In this Oct. 9, 2012 picture, veteran Arthur Lute holds his is 5-month-old son Evan in his one-bedroom apartment in Chula Vista, Calif. Lute's arduous journey from his days as a U.S. Marine to his nights sleeping on the streets illustrates the challenge the Obama administration faces to make good on its audacious promise: End homelessness among veterans by 2015. (AP Photo/Gregory Bull)
CHULA VISTA, Calif. (AP) -- Arthur Lute's arduous journey from his days as a U.S. Marine to his nights sleeping on the streets illustrates the challenge for the Obama administration to fulfill its promise to end homelessness among veterans by 2015.
Lute has post-traumatic stress disorder from the 1983 bombing of the Marine barracks in Lebanon. He spent years drifting through jobs, two years in prison for assault, then 15 months sleeping in the bushes outside the police department of this city south of San Diego.
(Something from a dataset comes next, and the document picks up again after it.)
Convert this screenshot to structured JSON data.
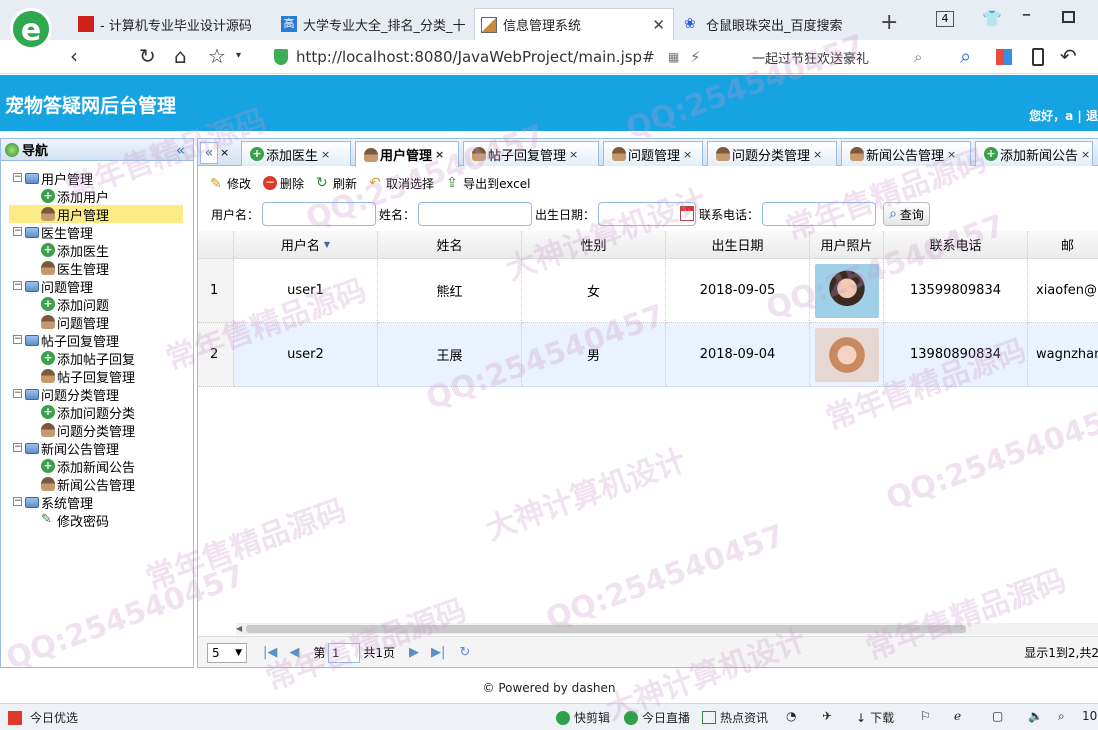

Today, he lives in a $1235 a month, two-bedroom apartment in a working-class neighborhood. The federal government pays nearly 80 percent of the rent and mostly covers the cost of medicines for his depression, high blood pressure, and other health problems. State-funded programs pay for doctor's appointments for his 6-month-old son and therapy for his wife, who he said is bipolar.
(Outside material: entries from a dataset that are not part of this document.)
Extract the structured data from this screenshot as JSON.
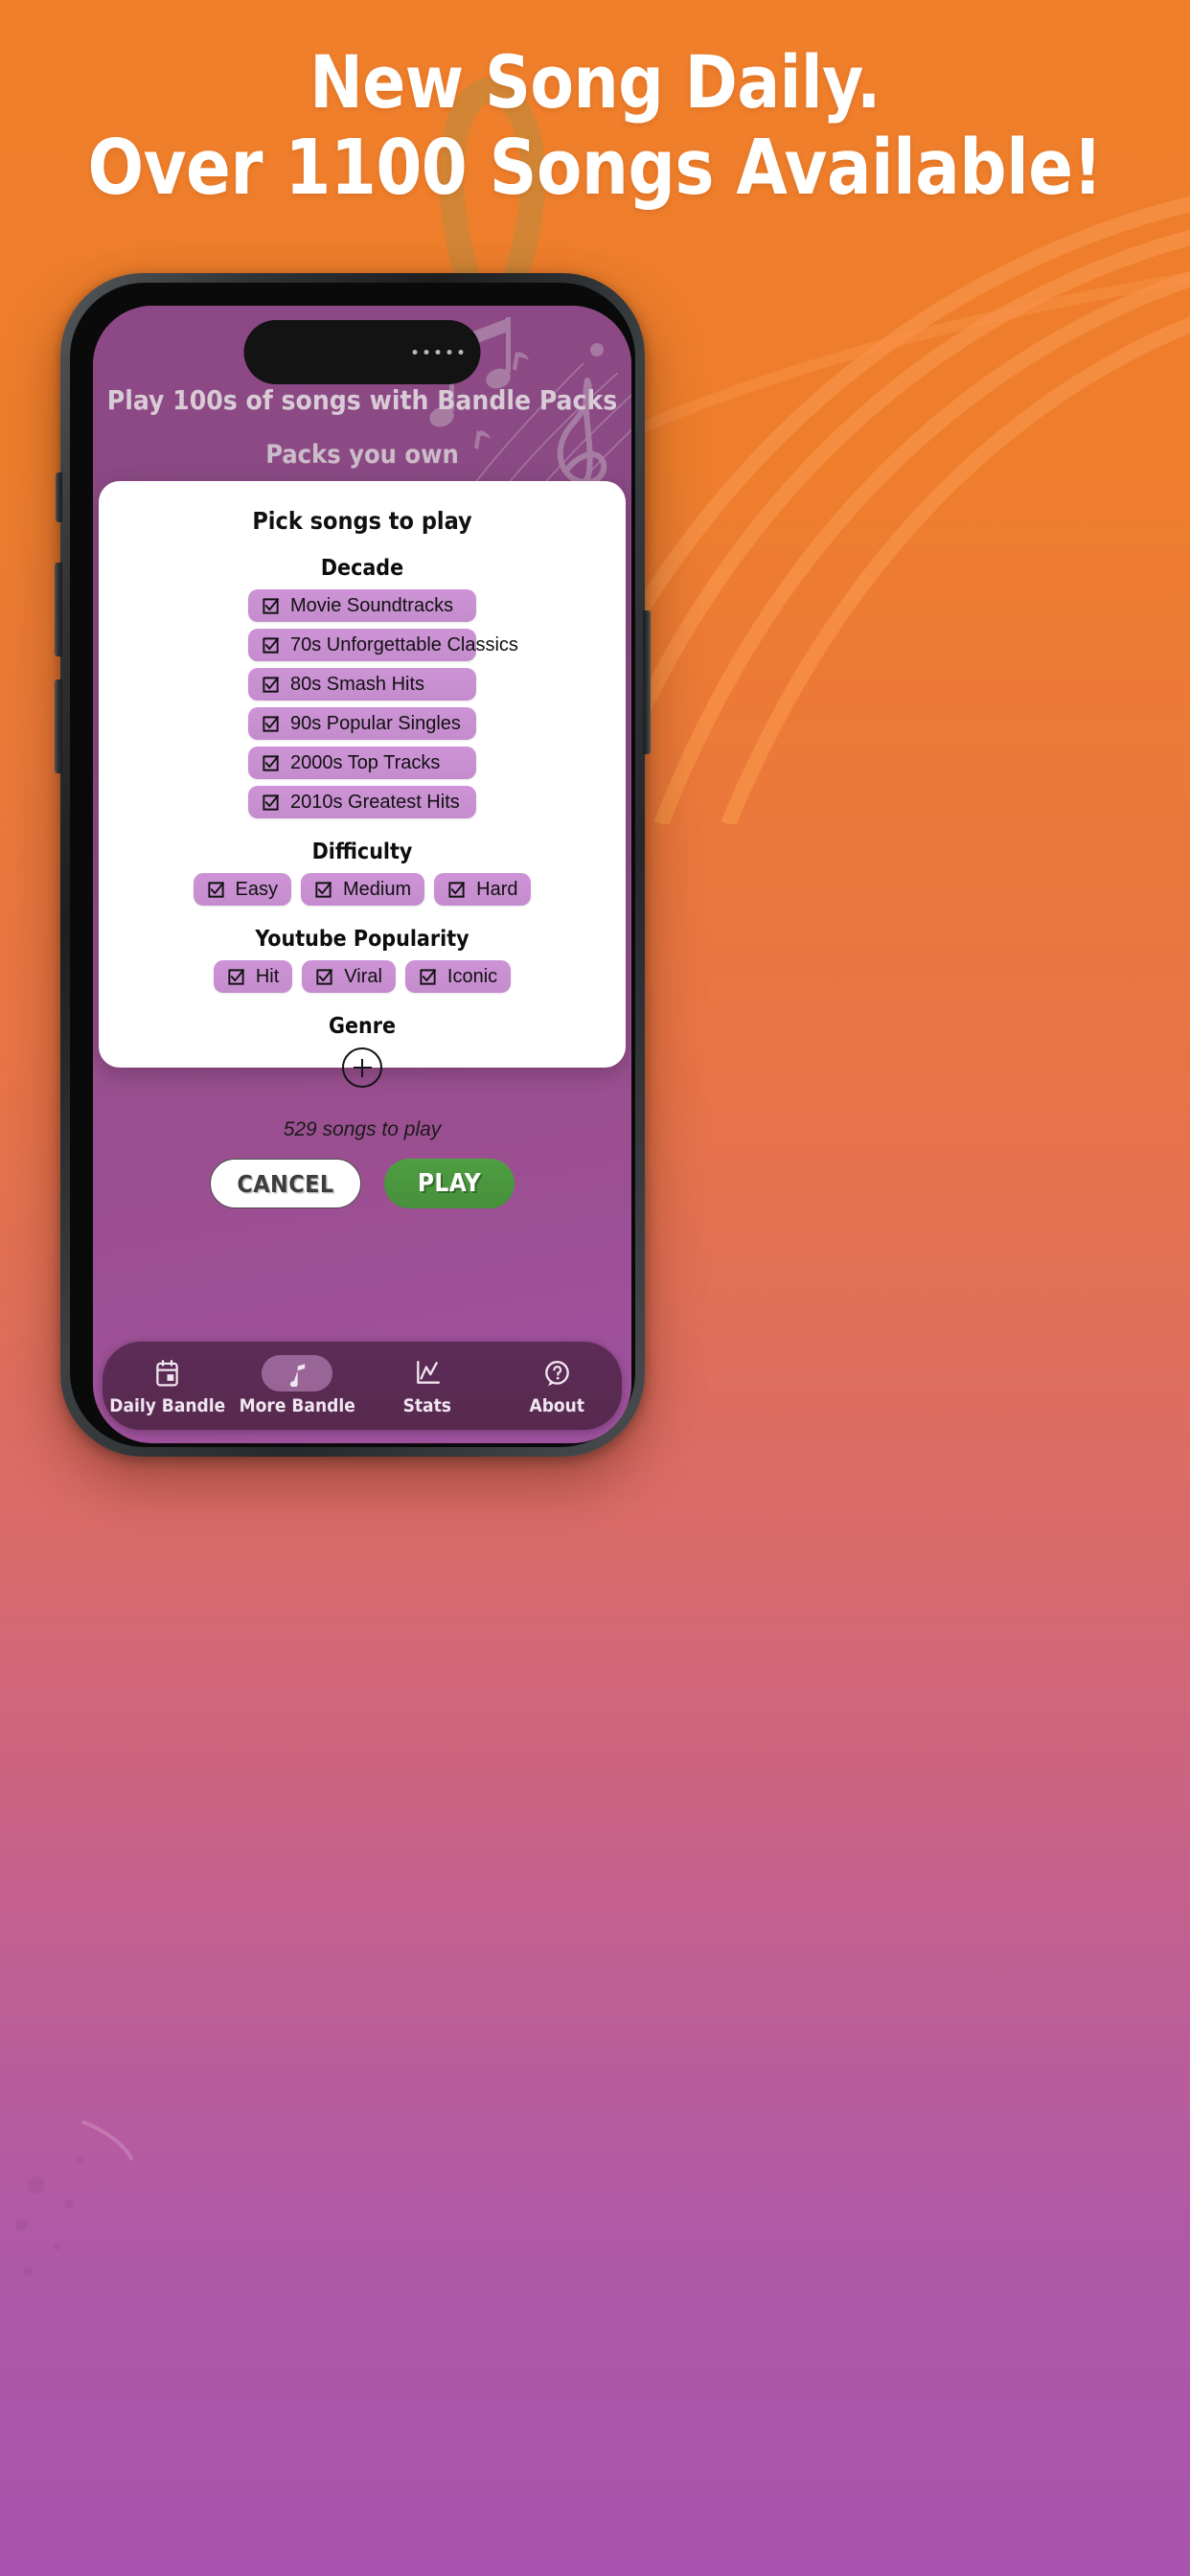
{
  "promo": {
    "headline_line1": "New Song Daily.",
    "headline_line2": "Over 1100 Songs Available!",
    "bg_top_color": "#F07F2B",
    "bg_bottom_color": "#A954AE"
  },
  "app": {
    "header_title": "Play 100s of songs with Bandle Packs",
    "subtitle": "Packs you own",
    "screen_bg_color": "#8c4985"
  },
  "modal": {
    "title": "Pick songs to play",
    "sections": {
      "decade": {
        "label": "Decade",
        "options": [
          {
            "label": "Movie Soundtracks",
            "checked": true
          },
          {
            "label": "70s Unforgettable Classics",
            "checked": true
          },
          {
            "label": "80s Smash Hits",
            "checked": true
          },
          {
            "label": "90s Popular Singles",
            "checked": true
          },
          {
            "label": "2000s Top Tracks",
            "checked": true
          },
          {
            "label": "2010s Greatest Hits",
            "checked": true
          }
        ]
      },
      "difficulty": {
        "label": "Difficulty",
        "options": [
          {
            "label": "Easy",
            "checked": true
          },
          {
            "label": "Medium",
            "checked": true
          },
          {
            "label": "Hard",
            "checked": true
          }
        ]
      },
      "youtube_popularity": {
        "label": "Youtube Popularity",
        "options": [
          {
            "label": "Hit",
            "checked": true
          },
          {
            "label": "Viral",
            "checked": true
          },
          {
            "label": "Iconic",
            "checked": true
          }
        ]
      },
      "genre": {
        "label": "Genre",
        "add_icon": "plus-icon"
      }
    },
    "songs_to_play": "529 songs to play",
    "cancel_label": "CANCEL",
    "play_label": "PLAY",
    "chip_color": "#c88fd1",
    "play_color": "#4e9e42"
  },
  "tabbar": {
    "items": [
      {
        "label": "Daily Bandle",
        "icon": "calendar-icon",
        "active": false
      },
      {
        "label": "More Bandle",
        "icon": "music-note-icon",
        "active": true
      },
      {
        "label": "Stats",
        "icon": "chart-icon",
        "active": false
      },
      {
        "label": "About",
        "icon": "question-bubble-icon",
        "active": false
      }
    ]
  }
}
Lute receives a Social Security check and food stamps. A Department of Veterans Affairs case manager communicates with him regularly and helps avert crises.